▶ YOUR OBJECTIVE:
Restate the whole listing exactly, leaving nothing out.

▶ ENTRIES SHOWN:
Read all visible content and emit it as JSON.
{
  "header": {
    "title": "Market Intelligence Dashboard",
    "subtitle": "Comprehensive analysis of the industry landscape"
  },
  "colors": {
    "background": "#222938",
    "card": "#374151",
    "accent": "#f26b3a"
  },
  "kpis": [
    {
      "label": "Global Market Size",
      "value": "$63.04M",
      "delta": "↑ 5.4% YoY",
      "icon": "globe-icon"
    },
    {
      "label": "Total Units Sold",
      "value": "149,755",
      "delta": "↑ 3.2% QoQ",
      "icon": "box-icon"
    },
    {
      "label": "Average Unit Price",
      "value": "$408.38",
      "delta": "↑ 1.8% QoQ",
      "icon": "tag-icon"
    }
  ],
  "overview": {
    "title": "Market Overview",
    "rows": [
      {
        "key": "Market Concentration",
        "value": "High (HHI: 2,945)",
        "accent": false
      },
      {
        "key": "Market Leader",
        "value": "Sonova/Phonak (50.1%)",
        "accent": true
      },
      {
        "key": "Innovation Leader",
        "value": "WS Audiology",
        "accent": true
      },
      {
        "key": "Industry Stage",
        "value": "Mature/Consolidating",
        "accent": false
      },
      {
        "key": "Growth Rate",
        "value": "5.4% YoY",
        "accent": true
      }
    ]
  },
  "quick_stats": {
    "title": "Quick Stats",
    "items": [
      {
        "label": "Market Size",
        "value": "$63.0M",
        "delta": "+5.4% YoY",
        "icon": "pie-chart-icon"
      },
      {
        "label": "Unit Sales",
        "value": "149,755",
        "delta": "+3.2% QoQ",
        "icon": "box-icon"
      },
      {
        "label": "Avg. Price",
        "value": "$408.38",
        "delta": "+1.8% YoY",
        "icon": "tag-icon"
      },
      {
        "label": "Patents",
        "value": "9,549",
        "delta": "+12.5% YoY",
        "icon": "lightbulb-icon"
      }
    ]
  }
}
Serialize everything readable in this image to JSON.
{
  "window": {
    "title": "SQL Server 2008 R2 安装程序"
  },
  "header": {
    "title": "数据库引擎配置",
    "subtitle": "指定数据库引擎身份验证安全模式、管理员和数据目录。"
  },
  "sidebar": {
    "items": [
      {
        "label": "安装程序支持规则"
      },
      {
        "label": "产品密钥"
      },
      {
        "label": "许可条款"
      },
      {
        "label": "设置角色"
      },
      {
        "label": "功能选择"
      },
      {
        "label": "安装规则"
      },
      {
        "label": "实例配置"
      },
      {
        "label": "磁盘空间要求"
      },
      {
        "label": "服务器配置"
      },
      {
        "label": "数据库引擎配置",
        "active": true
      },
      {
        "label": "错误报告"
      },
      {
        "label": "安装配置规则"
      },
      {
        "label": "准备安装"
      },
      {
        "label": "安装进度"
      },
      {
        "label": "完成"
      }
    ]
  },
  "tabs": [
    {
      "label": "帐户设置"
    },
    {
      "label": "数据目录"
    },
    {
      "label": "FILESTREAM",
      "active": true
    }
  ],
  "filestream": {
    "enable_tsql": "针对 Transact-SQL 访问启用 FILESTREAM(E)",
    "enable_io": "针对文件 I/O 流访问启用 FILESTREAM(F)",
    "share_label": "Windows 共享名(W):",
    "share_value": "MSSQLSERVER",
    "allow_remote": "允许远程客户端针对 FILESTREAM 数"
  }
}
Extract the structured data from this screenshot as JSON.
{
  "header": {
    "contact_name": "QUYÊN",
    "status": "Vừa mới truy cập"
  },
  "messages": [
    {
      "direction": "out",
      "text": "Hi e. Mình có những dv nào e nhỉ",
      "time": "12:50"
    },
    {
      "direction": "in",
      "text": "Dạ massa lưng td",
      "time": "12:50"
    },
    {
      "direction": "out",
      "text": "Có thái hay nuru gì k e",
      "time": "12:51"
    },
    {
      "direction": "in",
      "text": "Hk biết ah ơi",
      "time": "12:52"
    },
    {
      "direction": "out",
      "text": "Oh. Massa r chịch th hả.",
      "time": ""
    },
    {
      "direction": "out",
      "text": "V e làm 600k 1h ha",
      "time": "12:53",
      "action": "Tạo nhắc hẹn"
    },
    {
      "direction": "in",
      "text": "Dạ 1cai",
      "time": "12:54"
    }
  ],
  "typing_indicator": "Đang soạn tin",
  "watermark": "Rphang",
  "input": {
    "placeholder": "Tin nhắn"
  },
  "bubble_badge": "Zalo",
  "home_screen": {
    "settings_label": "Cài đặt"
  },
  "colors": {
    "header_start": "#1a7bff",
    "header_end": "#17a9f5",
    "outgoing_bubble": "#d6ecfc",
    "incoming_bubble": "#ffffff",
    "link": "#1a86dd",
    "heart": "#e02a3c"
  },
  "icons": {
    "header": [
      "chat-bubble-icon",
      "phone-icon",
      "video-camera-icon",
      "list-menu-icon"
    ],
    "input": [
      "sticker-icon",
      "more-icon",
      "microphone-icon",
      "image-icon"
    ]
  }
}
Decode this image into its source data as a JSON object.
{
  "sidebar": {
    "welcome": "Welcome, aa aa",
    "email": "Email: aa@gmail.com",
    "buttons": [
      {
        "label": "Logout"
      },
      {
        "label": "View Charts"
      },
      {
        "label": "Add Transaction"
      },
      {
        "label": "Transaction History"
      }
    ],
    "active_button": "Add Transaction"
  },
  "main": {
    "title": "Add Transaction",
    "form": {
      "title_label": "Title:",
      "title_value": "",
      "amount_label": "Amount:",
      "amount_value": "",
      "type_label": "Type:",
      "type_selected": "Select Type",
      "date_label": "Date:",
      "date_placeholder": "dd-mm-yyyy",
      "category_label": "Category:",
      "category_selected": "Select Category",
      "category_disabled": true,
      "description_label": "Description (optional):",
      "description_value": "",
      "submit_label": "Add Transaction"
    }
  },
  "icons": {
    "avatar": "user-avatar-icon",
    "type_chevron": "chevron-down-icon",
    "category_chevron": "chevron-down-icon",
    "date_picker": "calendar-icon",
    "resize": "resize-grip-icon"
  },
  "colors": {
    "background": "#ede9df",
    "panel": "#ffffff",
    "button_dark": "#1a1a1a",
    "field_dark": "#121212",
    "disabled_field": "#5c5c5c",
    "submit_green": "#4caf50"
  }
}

▶ EXERCISE ANSWER:
Read all visible content and emit it as JSON.
{
  "header": {
    "title": "Market Intelligence Dashboard",
    "subtitle": "Comprehensive analysis of the industry landscape"
  },
  "colors": {
    "background": "#222938",
    "card": "#374151",
    "accent": "#f26b3a"
  },
  "kpis": [
    {
      "label": "Global Market Size",
      "value": "$63.04M",
      "delta": "↑ 5.4% YoY",
      "icon": "globe-icon"
    },
    {
      "label": "Total Units Sold",
      "value": "149,755",
      "delta": "↑ 3.2% QoQ",
      "icon": "box-icon"
    },
    {
      "label": "Average Unit Price",
      "value": "$408.38",
      "delta": "↑ 1.8% QoQ",
      "icon": "tag-icon"
    }
  ],
  "overview": {
    "title": "Market Overview",
    "rows": [
      {
        "key": "Market Concentration",
        "value": "High (HHI: 2,945)",
        "accent": false
      },
      {
        "key": "Market Leader",
        "value": "Sonova/Phonak (50.1%)",
        "accent": true
      },
      {
        "key": "Innovation Leader",
        "value": "WS Audiology",
        "accent": true
      },
      {
        "key": "Industry Stage",
        "value": "Mature/Consolidating",
        "accent": false
      },
      {
        "key": "Growth Rate",
        "value": "5.4% YoY",
        "accent": true
      }
    ]
  },
  "quick_stats": {
    "title": "Quick Stats",
    "items": [
      {
        "label": "Market Size",
        "value": "$63.0M",
        "delta": "+5.4% YoY",
        "icon": "pie-chart-icon"
      },
      {
        "label": "Unit Sales",
        "value": "149,755",
        "delta": "+3.2% QoQ",
        "icon": "box-icon"
      },
      {
        "label": "Avg. Price",
        "value": "$408.38",
        "delta": "+1.8% YoY",
        "icon": "tag-icon"
      },
      {
        "label": "Patents",
        "value": "9,549",
        "delta": "+12.5% YoY",
        "icon": "lightbulb-icon"
      }
    ]
  }
}
Serialize everything readable in this image to JSON.
{
  "window": {
    "title": "SQL Server 2008 R2 安装程序"
  },
  "header": {
    "title": "数据库引擎配置",
    "subtitle": "指定数据库引擎身份验证安全模式、管理员和数据目录。"
  },
  "sidebar": {
    "items": [
      {
        "label": "安装程序支持规则"
      },
      {
        "label": "产品密钥"
      },
      {
        "label": "许可条款"
      },
      {
        "label": "设置角色"
      },
      {
        "label": "功能选择"
      },
      {
        "label": "安装规则"
      },
      {
        "label": "实例配置"
      },
      {
        "label": "磁盘空间要求"
      },
      {
        "label": "服务器配置"
      },
      {
        "label": "数据库引擎配置",
        "active": true
      },
      {
        "label": "错误报告"
      },
      {
        "label": "安装配置规则"
      },
      {
        "label": "准备安装"
      },
      {
        "label": "安装进度"
      },
      {
        "label": "完成"
      }
    ]
  },
  "tabs": [
    {
      "label": "帐户设置"
    },
    {
      "label": "数据目录"
    },
    {
      "label": "FILESTREAM",
      "active": true
    }
  ],
  "filestream": {
    "enable_tsql": "针对 Transact-SQL 访问启用 FILESTREAM(E)",
    "enable_io": "针对文件 I/O 流访问启用 FILESTREAM(F)",
    "share_label": "Windows 共享名(W):",
    "share_value": "MSSQLSERVER",
    "allow_remote": "允许远程客户端针对 FILESTREAM 数"
  }
}
Extract the structured data from this screenshot as JSON.
{
  "header": {
    "contact_name": "QUYÊN",
    "status": "Vừa mới truy cập"
  },
  "messages": [
    {
      "direction": "out",
      "text": "Hi e. Mình có những dv nào e nhỉ",
      "time": "12:50"
    },
    {
      "direction": "in",
      "text": "Dạ massa lưng td",
      "time": "12:50"
    },
    {
      "direction": "out",
      "text": "Có thái hay nuru gì k e",
      "time": "12:51"
    },
    {
      "direction": "in",
      "text": "Hk biết ah ơi",
      "time": "12:52"
    },
    {
      "direction": "out",
      "text": "Oh. Massa r chịch th hả.",
      "time": ""
    },
    {
      "direction": "out",
      "text": "V e làm 600k 1h ha",
      "time": "12:53",
      "action": "Tạo nhắc hẹn"
    },
    {
      "direction": "in",
      "text": "Dạ 1cai",
      "time": "12:54"
    }
  ],
  "typing_indicator": "Đang soạn tin",
  "watermark": "Rphang",
  "input": {
    "placeholder": "Tin nhắn"
  },
  "bubble_badge": "Zalo",
  "home_screen": {
    "settings_label": "Cài đặt"
  },
  "colors": {
    "header_start": "#1a7bff",
    "header_end": "#17a9f5",
    "outgoing_bubble": "#d6ecfc",
    "incoming_bubble": "#ffffff",
    "link": "#1a86dd",
    "heart": "#e02a3c"
  },
  "icons": {
    "header": [
      "chat-bubble-icon",
      "phone-icon",
      "video-camera-icon",
      "list-menu-icon"
    ],
    "input": [
      "sticker-icon",
      "more-icon",
      "microphone-icon",
      "image-icon"
    ]
  }
}
Decode this image into its source data as a JSON object.
{
  "sidebar": {
    "welcome": "Welcome, aa aa",
    "email": "Email: aa@gmail.com",
    "buttons": [
      {
        "label": "Logout"
      },
      {
        "label": "View Charts"
      },
      {
        "label": "Add Transaction"
      },
      {
        "label": "Transaction History"
      }
    ],
    "active_button": "Add Transaction"
  },
  "main": {
    "title": "Add Transaction",
    "form": {
      "title_label": "Title:",
      "title_value": "",
      "amount_label": "Amount:",
      "amount_value": "",
      "type_label": "Type:",
      "type_selected": "Select Type",
      "date_label": "Date:",
      "date_placeholder": "dd-mm-yyyy",
      "category_label": "Category:",
      "category_selected": "Select Category",
      "category_disabled": true,
      "description_label": "Description (optional):",
      "description_value": "",
      "submit_label": "Add Transaction"
    }
  },
  "icons": {
    "avatar": "user-avatar-icon",
    "type_chevron": "chevron-down-icon",
    "category_chevron": "chevron-down-icon",
    "date_picker": "calendar-icon",
    "resize": "resize-grip-icon"
  },
  "colors": {
    "background": "#ede9df",
    "panel": "#ffffff",
    "button_dark": "#1a1a1a",
    "field_dark": "#121212",
    "disabled_field": "#5c5c5c",
    "submit_green": "#4caf50"
  }
}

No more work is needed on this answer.